In this blog, one of the authors of Solutions from the Frontline, Nicola Drinkwater, explains how we approached producing the report.
Through the first round of workshops we held for Voices from the Frontline in October 2014, we developed a good sense of some of the problems impacting people with multiple needs and were therefore keen to explore the solutions to these problems.
To do this, during April 2015 we encouraged people at services across the country to start conversations about what the next government could do to support people with multiple needs.
We created a workshop toolkit and accompanying facilitation guide which the team and local services used to run the workshops. The toolkit provided information about what policy making is, who is involved and how policy is made.
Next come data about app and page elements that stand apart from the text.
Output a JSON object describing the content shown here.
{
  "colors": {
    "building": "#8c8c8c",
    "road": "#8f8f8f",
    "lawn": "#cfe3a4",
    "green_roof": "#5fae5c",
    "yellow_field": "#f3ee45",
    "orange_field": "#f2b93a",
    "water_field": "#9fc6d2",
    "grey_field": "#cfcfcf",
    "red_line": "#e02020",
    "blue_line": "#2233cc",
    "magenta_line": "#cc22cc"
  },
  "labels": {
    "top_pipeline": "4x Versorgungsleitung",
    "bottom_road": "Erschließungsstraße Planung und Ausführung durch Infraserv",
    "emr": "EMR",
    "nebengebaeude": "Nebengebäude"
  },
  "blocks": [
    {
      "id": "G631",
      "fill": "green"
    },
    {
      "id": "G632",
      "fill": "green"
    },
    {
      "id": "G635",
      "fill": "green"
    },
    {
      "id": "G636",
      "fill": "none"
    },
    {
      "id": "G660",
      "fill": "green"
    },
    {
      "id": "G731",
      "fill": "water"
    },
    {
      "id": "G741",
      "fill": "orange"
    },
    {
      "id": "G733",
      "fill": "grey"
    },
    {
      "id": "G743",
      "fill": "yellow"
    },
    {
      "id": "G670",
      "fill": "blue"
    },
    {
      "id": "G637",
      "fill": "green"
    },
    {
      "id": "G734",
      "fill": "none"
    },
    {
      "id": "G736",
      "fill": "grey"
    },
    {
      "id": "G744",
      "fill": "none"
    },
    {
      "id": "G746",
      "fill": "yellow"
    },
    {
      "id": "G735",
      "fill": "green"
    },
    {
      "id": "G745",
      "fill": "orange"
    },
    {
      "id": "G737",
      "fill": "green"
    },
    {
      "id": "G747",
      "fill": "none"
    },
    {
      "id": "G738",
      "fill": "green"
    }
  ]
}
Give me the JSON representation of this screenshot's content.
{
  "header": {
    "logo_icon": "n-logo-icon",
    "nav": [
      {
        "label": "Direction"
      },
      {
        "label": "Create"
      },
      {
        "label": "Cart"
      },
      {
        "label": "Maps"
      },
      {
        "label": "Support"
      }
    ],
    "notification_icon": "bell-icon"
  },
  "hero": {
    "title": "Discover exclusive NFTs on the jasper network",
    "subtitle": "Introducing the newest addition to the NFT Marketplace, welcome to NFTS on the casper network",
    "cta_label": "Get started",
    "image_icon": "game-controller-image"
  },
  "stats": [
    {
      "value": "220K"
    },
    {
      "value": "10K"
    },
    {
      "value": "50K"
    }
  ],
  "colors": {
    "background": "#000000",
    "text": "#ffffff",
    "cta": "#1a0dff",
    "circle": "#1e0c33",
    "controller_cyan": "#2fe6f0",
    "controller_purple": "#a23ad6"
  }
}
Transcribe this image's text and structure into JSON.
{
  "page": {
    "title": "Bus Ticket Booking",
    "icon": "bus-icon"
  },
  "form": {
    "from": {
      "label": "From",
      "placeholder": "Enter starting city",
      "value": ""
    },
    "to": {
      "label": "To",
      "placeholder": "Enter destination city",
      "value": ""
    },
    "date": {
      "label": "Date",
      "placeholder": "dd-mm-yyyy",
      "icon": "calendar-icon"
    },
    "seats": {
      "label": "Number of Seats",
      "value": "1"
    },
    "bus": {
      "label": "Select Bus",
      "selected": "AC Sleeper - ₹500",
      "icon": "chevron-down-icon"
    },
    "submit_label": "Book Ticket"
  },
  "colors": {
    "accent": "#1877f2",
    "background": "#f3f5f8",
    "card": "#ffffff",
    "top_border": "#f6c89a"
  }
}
We recognise that these issues are complex and we were keen that they were covered in detail to ensure participants had the knowledge to enable them to determine where they think policy change needs to occur. The toolkit then went on to ask participants to share their own experiences and what, in an ideal world, would be in place to support people experiencing multiple needs.
In creating the workshop toolkit, we were conscious that we wanted the discussions to focus on solutions, which would support us with the formulation of recommendations to government. We were also concerned not to be too prescriptive and encouraged facilitators to ask open-ended questions, enabling us to get a true picture of the issues that were most important to the attendees. We also designed the toolkit in such a way to encourage people to start with their own experiences and explore what has worked for them, before developing their ideas to think about where else this ‘good practice’ could be applied.
Where the workshops took place
A total of eight workshops, that heard the views of over 50 people, were held across the country, five of which were supported by facilitators from the MEAM policy team. The conversations took place in a range of settings – one took place during a breakfast drop-in, another during a regular meeting of an experts by experience forum, whilst others were convened specially.
We received a vast range of information from the workshops, which the VFTF team analysed thematically. We then held a discussion with ten participants drawn from different areas, where together we explored the ideas that had been discussed, and developed them further to create a set of recommendations.